Let me introduce myself. My name is Mark Sisson. I’m 63 years young. I live and work in Malibu, California. In a past life I was a professional marathoner and triathlete. Now my life goal is to help 100 million people get healthy. I started this blog in 2006 to empower people to take full responsibility for their own health and enjoyment of life by investigating, discussing, and critically rethinking everything we’ve assumed to be true about health and wellness...Tell Me More
If you’ve been following my series on joint mobility you’ll know that I’ve already covered how to improve and maintain joint mobility for the hips, thoracic spine, and ankles and wrists. Today and tomorrow I’ll be going over the shoulder. The shoulder is a tricky joint because it has to provide adequate stability while maintaining full mobility to prevent injury and maximize function and performance. If you look at yourself in the mirror and wave your arms around, you’ll see what I mean. If that doesn’t work, watch a swimmer, preferably one doing the IM, and watch the incredible range of motion in those shoulders. That’s what the human body is capable of.

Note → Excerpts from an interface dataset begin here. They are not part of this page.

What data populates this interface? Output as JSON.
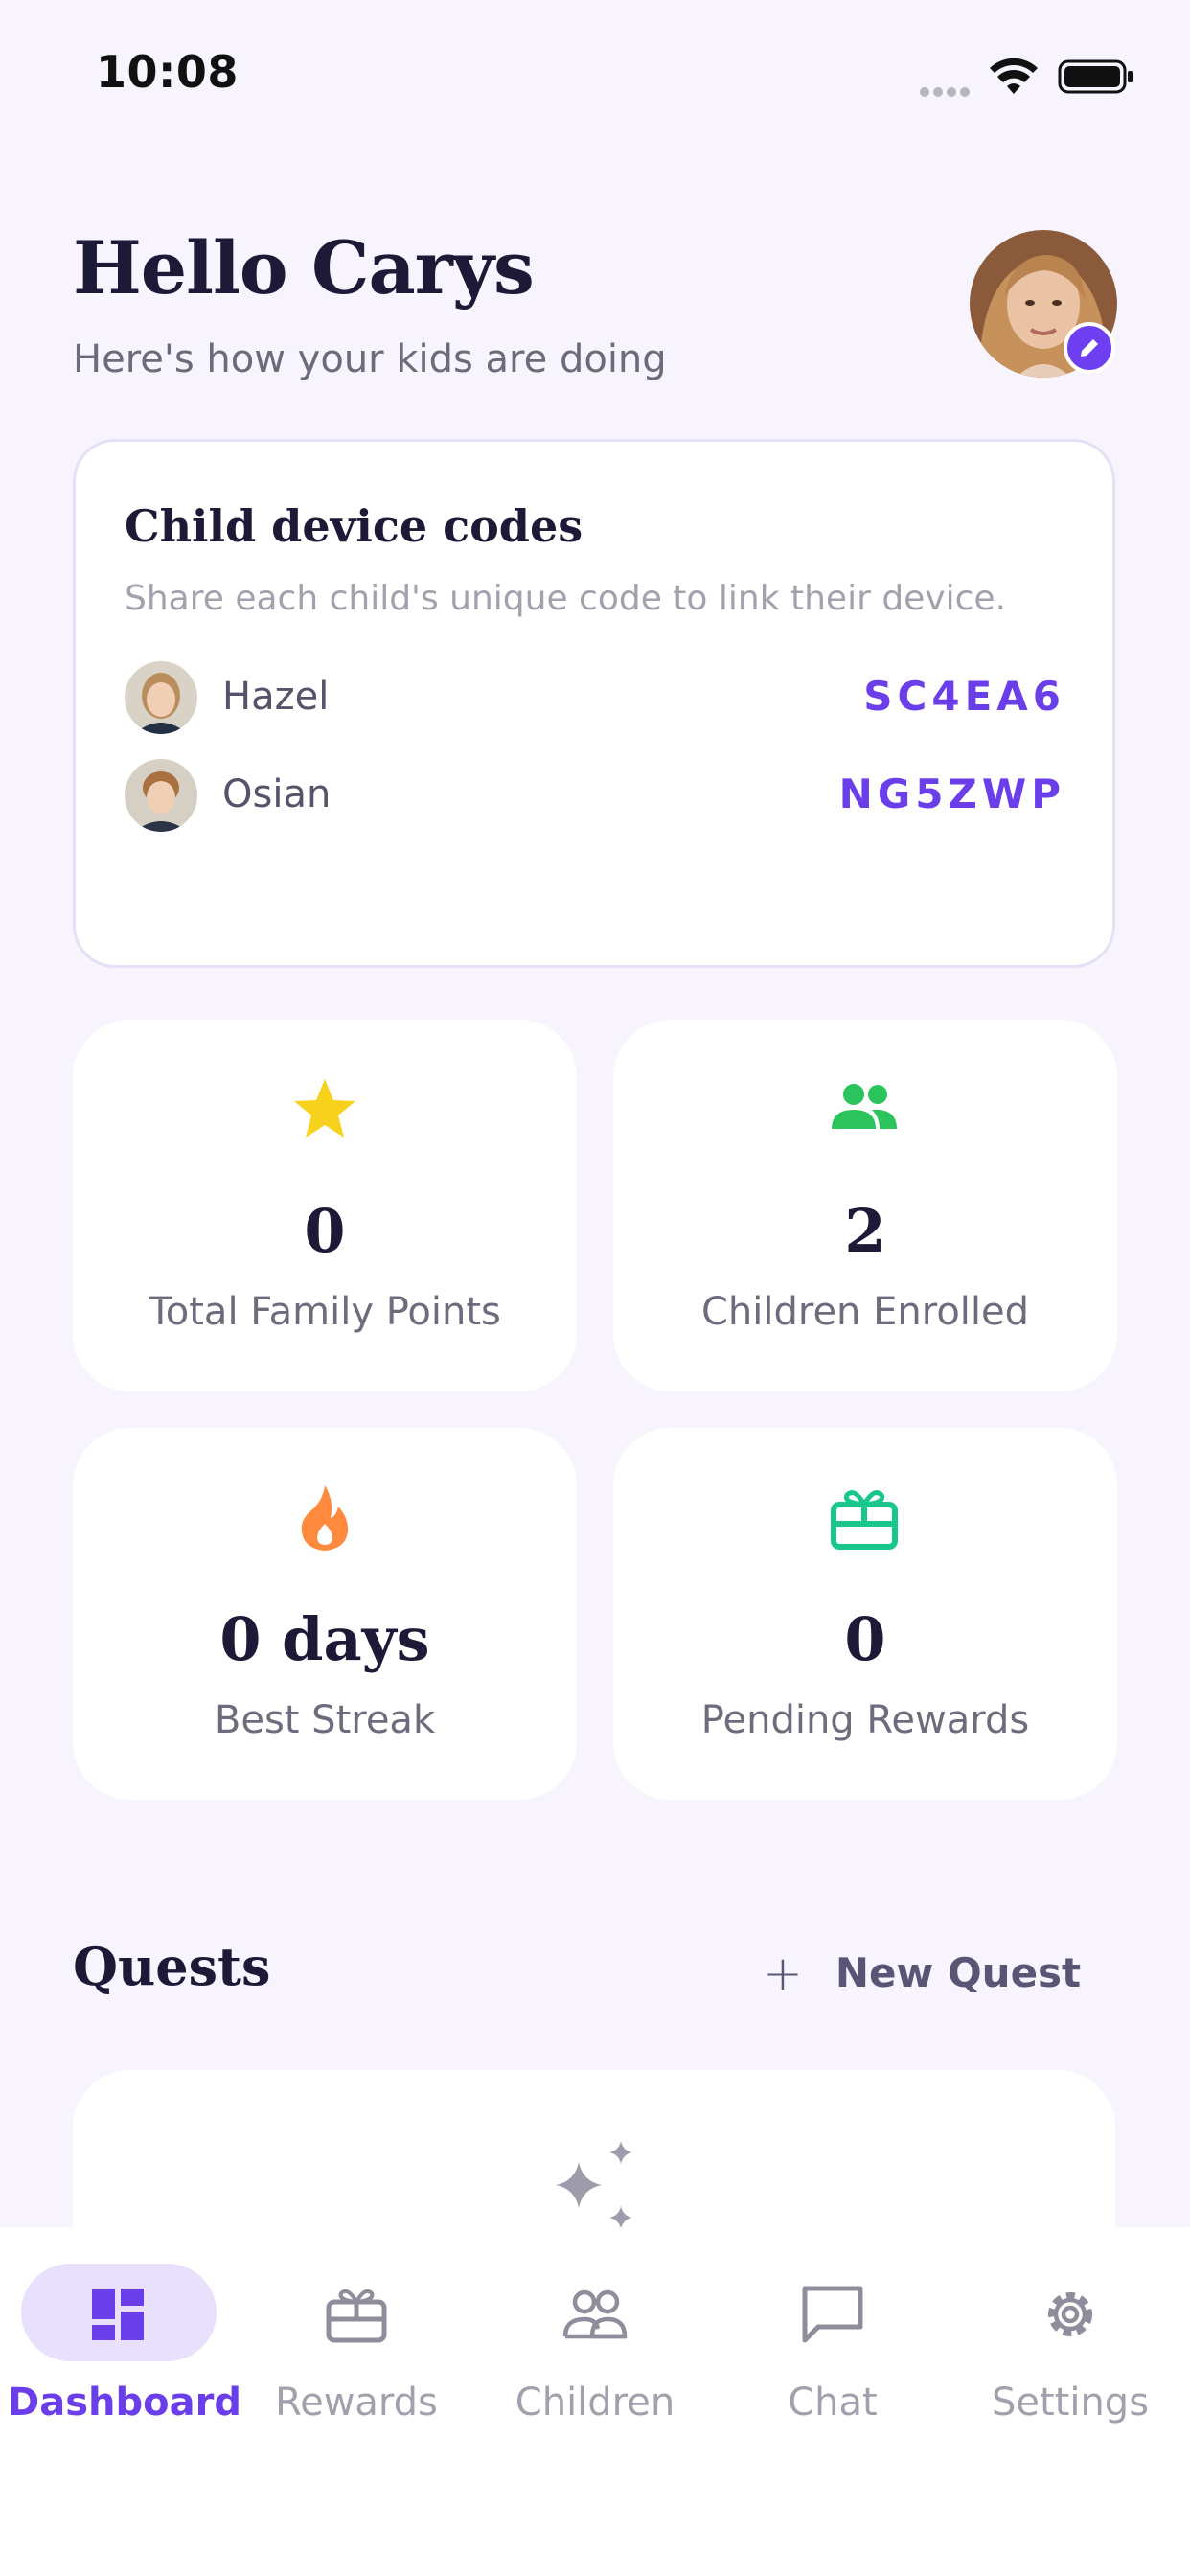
{
  "status_bar": {
    "time": "10:08"
  },
  "header": {
    "greeting": "Hello Carys",
    "subtitle": "Here's how your kids are doing",
    "avatar_icon": "profile-photo",
    "edit_icon": "pencil-icon"
  },
  "device_codes": {
    "title": "Child device codes",
    "description": "Share each child's unique code to link their device.",
    "children": [
      {
        "name": "Hazel",
        "code": "SC4EA6"
      },
      {
        "name": "Osian",
        "code": "NG5ZWP"
      }
    ]
  },
  "stats": [
    {
      "icon": "star-icon",
      "value": "0",
      "label": "Total Family Points",
      "color": "#f7d21c"
    },
    {
      "icon": "group-icon",
      "value": "2",
      "label": "Children Enrolled",
      "color": "#2bc45c"
    },
    {
      "icon": "flame-icon",
      "value": "0 days",
      "label": "Best Streak",
      "color": "#ff8a3d"
    },
    {
      "icon": "gift-icon",
      "value": "0",
      "label": "Pending Rewards",
      "color": "#19c78e"
    }
  ],
  "quests": {
    "title": "Quests",
    "new_quest_label": "New Quest",
    "empty_icon": "sparkle-icon"
  },
  "tab_bar": {
    "active": "Dashboard",
    "tabs": [
      {
        "label": "Dashboard",
        "icon": "dashboard-icon"
      },
      {
        "label": "Rewards",
        "icon": "gift-icon"
      },
      {
        "label": "Children",
        "icon": "children-icon"
      },
      {
        "label": "Chat",
        "icon": "chat-icon"
      },
      {
        "label": "Settings",
        "icon": "gear-icon"
      }
    ]
  },
  "colors": {
    "accent": "#6a3ee8",
    "background": "#f7f4fe",
    "active_tab_pill": "#e8e0fd"
  }
}
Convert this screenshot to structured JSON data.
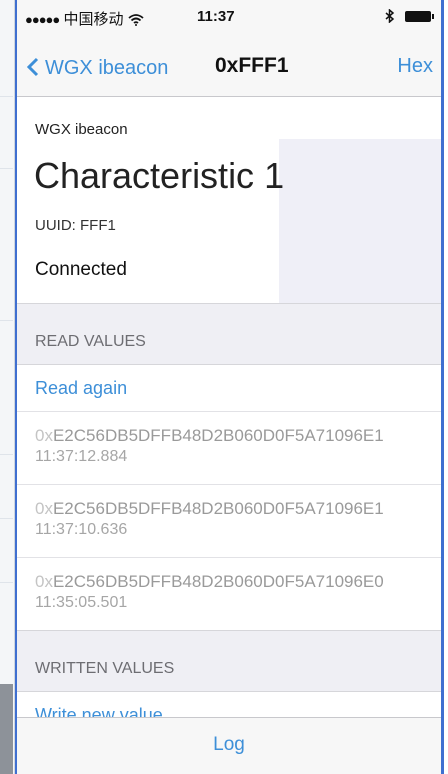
{
  "status_bar": {
    "carrier": "中国移动",
    "time": "11:37"
  },
  "nav": {
    "back_label": "WGX ibeacon",
    "title": "0xFFF1",
    "right_button": "Hex"
  },
  "header": {
    "device_name": "WGX ibeacon",
    "characteristic_title": "Characteristic 1",
    "uuid": "UUID: FFF1",
    "connection_status": "Connected"
  },
  "read_section": {
    "heading": "READ VALUES",
    "action": "Read again",
    "values": [
      {
        "prefix": "0x",
        "hex": "E2C56DB5DFFB48D2B060D0F5A71096E1",
        "time": "11:37:12.884"
      },
      {
        "prefix": "0x",
        "hex": "E2C56DB5DFFB48D2B060D0F5A71096E1",
        "time": "11:37:10.636"
      },
      {
        "prefix": "0x",
        "hex": "E2C56DB5DFFB48D2B060D0F5A71096E0",
        "time": "11:35:05.501"
      }
    ]
  },
  "written_section": {
    "heading": "WRITTEN VALUES",
    "action": "Write new value"
  },
  "toolbar": {
    "log_label": "Log"
  },
  "colors": {
    "accent": "#3d8fd8",
    "frame": "#3f6fd0"
  }
}
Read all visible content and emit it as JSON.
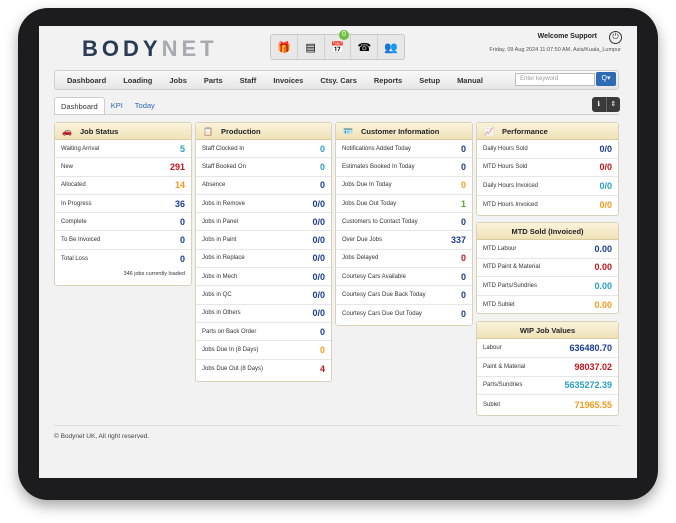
{
  "header": {
    "logo_main": "BODY",
    "logo_accent": "NET",
    "welcome": "Welcome Support",
    "datetime": "Friday, 09 Aug 2024 11:07:50 AM, Asia/Kuala_Lumpur",
    "notification_count": "0",
    "toolbar_icons": [
      "gift-icon",
      "window-icon",
      "calendar-icon",
      "phone-icon",
      "users-icon"
    ]
  },
  "nav": {
    "items": [
      "Dashboard",
      "Loading",
      "Jobs",
      "Parts",
      "Staff",
      "Invoices",
      "Ctsy. Cars",
      "Reports",
      "Setup",
      "Manual"
    ],
    "search_placeholder": "Enter keyword",
    "search_button": "Q▾"
  },
  "tabs": [
    "Dashboard",
    "KPI",
    "Today"
  ],
  "job_status": {
    "title": "Job Status",
    "rows": [
      {
        "label": "Waiting Arrival",
        "value": "5",
        "color": "#2a9fc3"
      },
      {
        "label": "New",
        "value": "291",
        "color": "#c0141b"
      },
      {
        "label": "Allocated",
        "value": "14",
        "color": "#f39a1e"
      },
      {
        "label": "In Progress",
        "value": "36",
        "color": "#1a3d8f"
      },
      {
        "label": "Complete",
        "value": "0",
        "color": "#1a3d8f"
      },
      {
        "label": "To Be Invoiced",
        "value": "0",
        "color": "#1a3d8f"
      },
      {
        "label": "Total Loss",
        "value": "0",
        "color": "#1a3d8f"
      }
    ],
    "footer": "346 jobs currently loaded"
  },
  "production": {
    "title": "Production",
    "rows": [
      {
        "label": "Staff Clocked In",
        "value": "0",
        "color": "#2a9fc3"
      },
      {
        "label": "Staff Booked On",
        "value": "0",
        "color": "#2a9fc3"
      },
      {
        "label": "Absence",
        "value": "0",
        "color": "#1a3d8f"
      },
      {
        "label": "Jobs in Remove",
        "value": "0/0",
        "color": "#1a3d8f"
      },
      {
        "label": "Jobs in Panel",
        "value": "0/0",
        "color": "#1a3d8f"
      },
      {
        "label": "Jobs in Paint",
        "value": "0/0",
        "color": "#1a3d8f"
      },
      {
        "label": "Jobs in Replace",
        "value": "0/0",
        "color": "#1a3d8f"
      },
      {
        "label": "Jobs in Mech",
        "value": "0/0",
        "color": "#1a3d8f"
      },
      {
        "label": "Jobs in QC",
        "value": "0/0",
        "color": "#1a3d8f"
      },
      {
        "label": "Jobs in Others",
        "value": "0/0",
        "color": "#1a3d8f"
      },
      {
        "label": "Parts on Back Order",
        "value": "0",
        "color": "#1a3d8f"
      },
      {
        "label": "Jobs Due In (8 Days)",
        "value": "0",
        "color": "#f39a1e"
      },
      {
        "label": "Jobs Due Out (8 Days)",
        "value": "4",
        "color": "#c0141b"
      }
    ]
  },
  "customer": {
    "title": "Customer Information",
    "rows": [
      {
        "label": "Notifications Added Today",
        "value": "0",
        "color": "#1a3d8f"
      },
      {
        "label": "Estimates Booked In Today",
        "value": "0",
        "color": "#1a3d8f"
      },
      {
        "label": "Jobs Due In Today",
        "value": "0",
        "color": "#f39a1e"
      },
      {
        "label": "Jobs Due Out Today",
        "value": "1",
        "color": "#59a92a"
      },
      {
        "label": "Customers to Contact Today",
        "value": "0",
        "color": "#1a3d8f"
      },
      {
        "label": "Over Due Jobs",
        "value": "337",
        "color": "#1a3d8f"
      },
      {
        "label": "Jobs Delayed",
        "value": "0",
        "color": "#c0141b"
      },
      {
        "label": "Courtesy Cars Available",
        "value": "0",
        "color": "#1a3d8f"
      },
      {
        "label": "Courtesy Cars Due Back Today",
        "value": "0",
        "color": "#1a3d8f"
      },
      {
        "label": "Courtesy Cars Due Out Today",
        "value": "0",
        "color": "#1a3d8f"
      }
    ]
  },
  "performance": {
    "title": "Performance",
    "rows": [
      {
        "label": "Daily Hours Sold",
        "value": "0/0",
        "color": "#1a3d8f"
      },
      {
        "label": "MTD Hours Sold",
        "value": "0/0",
        "color": "#c0141b"
      },
      {
        "label": "Daily Hours Invoiced",
        "value": "0/0",
        "color": "#2a9fc3"
      },
      {
        "label": "MTD Hours Invoiced",
        "value": "0/0",
        "color": "#f39a1e"
      }
    ]
  },
  "mtd_sold": {
    "title": "MTD Sold (Invoiced)",
    "rows": [
      {
        "label": "MTD Labour",
        "value": "0.00",
        "color": "#1a3d8f"
      },
      {
        "label": "MTD Paint & Material",
        "value": "0.00",
        "color": "#c0141b"
      },
      {
        "label": "MTD Parts/Sundries",
        "value": "0.00",
        "color": "#2a9fc3"
      },
      {
        "label": "MTD Sublet",
        "value": "0.00",
        "color": "#f39a1e"
      }
    ]
  },
  "wip": {
    "title": "WIP Job Values",
    "rows": [
      {
        "label": "Labour",
        "value": "636480.70",
        "color": "#1a3d8f"
      },
      {
        "label": "Paint & Material",
        "value": "98037.02",
        "color": "#c0141b"
      },
      {
        "label": "Parts/Sundries",
        "value": "5635272.39",
        "color": "#2a9fc3"
      },
      {
        "label": "Sublet",
        "value": "71965.55",
        "color": "#f39a1e"
      }
    ]
  },
  "footer": {
    "copyright": "© Bodynet UK, All right reserved."
  }
}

Know what you’re looking for and you should be able to count ten different types of shoulder articulations. Ten! Contrast that with the hips (eight), the ankles (two), the wrists (four), or the spine (five), and the shoulder is clearly the most complicated joint with the greatest range of motion. Because “with great power comes great responsibility,” the shoulder is also perhaps the joint most vulnerable to injury. You can do a whole lot with a well-functioning shoulder joint, but you can also really mess yourself up and curtail your activity level for a long time if you get haphazard with its maintenance. Take it from a guy who messed his shoulder up more than once: shoulder health is absolutely required for an active, enriched life. And if you plan on attaining any sort of athletic competency on any level, you need good shoulders.
A person’s shoulder joint is composed of the clavicle (collar bone), the scapula (shoulder blades), and the humerus (upper arm bone), along with two joints – the acromioclavicular, or AC joint; and the glenohumeral joint. AC joints exist between the clavicle and the scapula, whereas the glenohumeral joint is the classic ball-and-socket joint responsible for basic arm rotations and hinging. All these bones and joints are in turn supported by the surrounding musculature.
The surrounding musculature is extensive. You’ve got the big boys, like the rear, middle, and anterior deltoids or the trapezius, that get all the credit. They’re the ones that pop out and look great in tank tops. Important? Yes. But there are more important ones, I’d argue. Because for all that mobility and all that muscle mass to work correctly, you need stability. You need a base, something to work from.
This concept isn’t new, and it’s certainly not unique to the human shoulder joint. The entire body’s continuum of joints is governed by this “law.” Mobility-centric joints, like the hips, thoracic spine, and ankles, are connected to stability-centric joints, like the knees and lumbar spine. Each requires the next in line to function correctly and smoothly.
For the mobile shoulder joints to stay mobile and healthy, they rely almost entirely on the proper function of the scapula. Yes, the true key to shoulder mobility is scapular stability. You gotta have strong shoulder blades. You need a foundation.
While doing the bench press, that infamous destroyer of rotator cuffs, a trainee must tighten his scapula to create a “shelf” to lay against the bench. A trainee must also maintain that shelf throughout the set, even (especially) when pressing up. This is scapular retraction, and benching without it – with a loose, rounded back on the press up – will eventually kill your shoulders. It certainly knocked mine out for a good couple of months the most recent (and last) time I tried to max out my bench.
Any overhead work, whether it’s pressing a barbell, lifting a growing child, or moving luggage into the overhead bin on an airplane, requires scapular elevation to help the acromion clear the rotator cuff. It moves, ideally, smoothly, but if you’ve got poor scapular function (say, from kyphosis, or poor thoracic mobility), the upward rotation is halted, and impingement syndrome can result.
Back squats work best with a close grip and strong scapular retraction in order to urge the rest of the torso to stiffen and create that “shelf” for the bar to lie on. Try doing back squats with a wide grip and lax shoulder blades to see what I mean. Actually, don’t; it’ll just hurt your shoulders.
Rowing (machine, boat, or barbell) is all about scapular retraction. You’re not just going to yank on a cable or work a paddle by flailing your arms wildly. Well, you could, but you’d injure yourself. Setting your shoulder blades back and keeping them tight creates a safe, linear path for your primary rowing muscles to travel.
Pull-ups and chin-ups are all about scapular stability, very similar to the rows.
The shoulders figure into every upper body exercise. If your arms are moving, that movement is occurring along the joints that comprise the shoulder. Bench presses, dips, overhead presses, and anything else involving your arms depend on healthy shoulders and good scapular function. Tomorrow, I’ll explain more about the scapula, how to target its supporting musculature, and how it all figures into overall shoulder health and mobility.
Read on to learn how to maintain shoulder mobility ans scapular stability.